For NYLO Hotels, which are located in cities throughout the country, Walrod’s mandate has been to create sophisticated spaces where young, savvy businesspeople can hold meetings in the lobby “without being embarrassed by an overstuffed, claw-foot chair in silver or purple velvet.” Instead, he includes furniture by Tobia Scarpa and Sergio Rodrigues in the spaces, which are designed in the same easy-going spirit as the New York luxury co-working space NeueHouse and the Ace Hotel. “A sophisticated traveler doesn’t want to be interrupted by flashy design,” he says. “They want to be stimulated by good design.”
Yet, he says his favorite work is writing: for Apartamento, an offbeat design magazine geared toward a younger readership; and the arts-and-culture biannual Bad Day, which he calls “a fanzine.” (It’s sold at Opening Ceremony.) Last year, Powerhouse Books published his book I Knew Jim Knew, a compendium of strange pop-cultural facts he’s picked up over the years, like Liberace’s moonlighting as an interior designer and the wood floors of the menswear store A.P.C. in Soho being left over from when the space was Julian Schnabel’s studio. “I like books more than I like furniture,” he quips.
After many years of “tastemaking,” Walrod is still on the lookout for design that feels new and takes people by surprise — and he loves that his clients in the tech industry have futuristic sensibilities. (He jokes of the ’70s and ’80s furniture in his own Chinatown apartment, “It might as well be my grandma’s house.”) What gets him really jazzed these days are new pieces from Italian design companies Cappellini and Moroso: “They’ve kept the heritage of Italian design, anti-design and aggressive design intact in a beautiful way.”
He also loves the experimental designer Gaetano Pesce, who, at age 75, is still creating one-of-a-kind, amorphous pieces out of poured resin.
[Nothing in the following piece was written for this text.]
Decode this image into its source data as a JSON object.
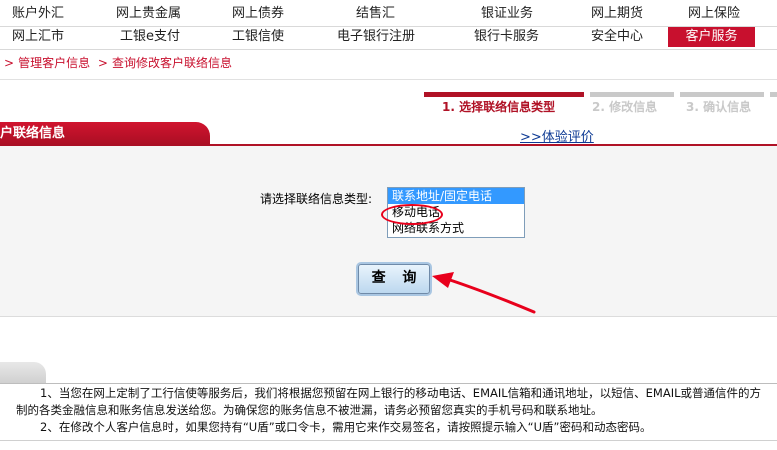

Pesce recently gave Walrod a lamp, and he was carrying it in a bag while he met with a group of straight-laced bankers. “It looked like an octopus, and the bankers were totally confounded,” Walrod says. “I thought, Yup, Gaetano’s still got it.”